For many first-time buyers (FTB), buying a place to live is more about cost and logistics than, “Is it worth it?” Yet with housing prices climbing, two FTB camps are forming: FOMO (fear of missing out) and HTHMC (hope the housing market crashes). If you are in the second camp, please read this article and then circle back, “Is the Housing Market Set to Crash.”
For those in FOMO mode or simply unsure about buying, here are some hard numbers to better understand the financial considerations of buying versus renting.
- Across the US, 64% own their home
- US homeowners spend an average of $9,552 a year on their mortgage, interest, taxes, and insurance
- US renters spend an average of $9,447 a year on rent (surprising how close this is)
Bringing this closer to home, here is what the average California renter spends per month*
|County||1 bed rent||2 bed rent|
|San Diego County||$1,642||$2,124|
This means the average rent paid out over 5 years in San Diego County for a 2-bedroom is roughly $130,000. There’s no return on that rent, at least not for the renter.
In contrast, the average California home owner gained $119,000 in equity LAST YEAR. This is where FOMO sets in. So, what if it takes five years to gain that much equity? Or even 10 years. Rent produces no net gain. Home Ownership creates gain from living expenses you are going to pay anyway. That’s the beauty of home ownership no matter when you jump in.
What about the down payment? Since the 1950’s, the US government has encouraged its citizens to buy homes. Research supports that home ownership creates stronger communities, lowers crime, provides stability for children, and overall bolsters the economy. Subsequently, our government has backed first-time mortgage lending programs with little or no money down. These programs are made to keep rates and payments affordable without a lot of money out of pocket or higher credit score requirements. This isn’t a snare or scam. There’s no catch. It’s affordable housing where you get to own your property and gain from the equity it builds over time. If 83% of the average American’s net worth is in their home, how do you plan to build your net worth?

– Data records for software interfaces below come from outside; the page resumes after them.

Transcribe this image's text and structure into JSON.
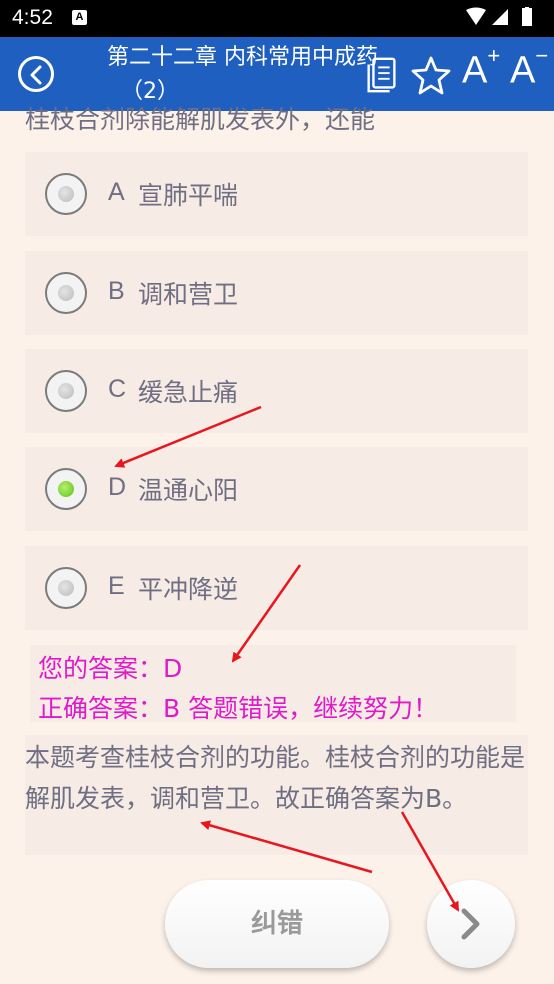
{
  "status_bar": {
    "time": "4:52",
    "notification_icon": "A"
  },
  "header": {
    "title_line1": "第二十二章 内科常用中成药",
    "title_line2": "（2）",
    "icons": [
      "back-icon",
      "sheet-icon",
      "star-icon",
      "font-increase-icon",
      "font-decrease-icon"
    ],
    "font_increase_label": "A",
    "font_increase_sup": "+",
    "font_decrease_label": "A",
    "font_decrease_sup": "−"
  },
  "question": {
    "text": "桂枝合剂除能解肌发表外，还能"
  },
  "options": [
    {
      "letter": "A",
      "text": "宣肺平喘",
      "selected": false
    },
    {
      "letter": "B",
      "text": "调和营卫",
      "selected": false
    },
    {
      "letter": "C",
      "text": "缓急止痛",
      "selected": false
    },
    {
      "letter": "D",
      "text": "温通心阳",
      "selected": true
    },
    {
      "letter": "E",
      "text": "平冲降逆",
      "selected": false
    }
  ],
  "answer": {
    "your_answer": "您的答案：D",
    "correct_answer": "正确答案：B 答题错误，继续努力！"
  },
  "explanation": "本题考查桂枝合剂的功能。桂枝合剂的功能是解肌发表，调和营卫。故正确答案为B。",
  "buttons": {
    "report_label": "纠错"
  },
  "colors": {
    "header": "#1f5fbf",
    "background": "#fcf2ea",
    "answer_text": "#e01ac9",
    "annotation_arrow": "#e8161e"
  }
}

A big reason affordability is a factor when buying a home is most buyers want to move up. For example, they live an apartment and want to buy a home with a yard. The idea of moving from an apartment to a condo seems like a lateral move instead of a move up. Why save up for a down payment and pay a little extra each month for a similar living situation? The best reason: Equity! Buy a condo that’s equivalent to your current monthly living expenses and know that every month you pay that mortgage you are building equity. When you are ready to move up, you can leverage that equity for a nicer place even if your budget hasn’t changed. You could keep the property, rent it out, and build wealth through multiple property ownership. Any way you slice it, you have something gained (equity) over something lost (rent).
Contact your Intercap Loan Officer and Realtor to create a First-Time Buyer Plan. They can help you consider all the logistics and financial considerations of a home purchase.
*Visit www.rentdata.org/states/california/2021 for a full list of California rent data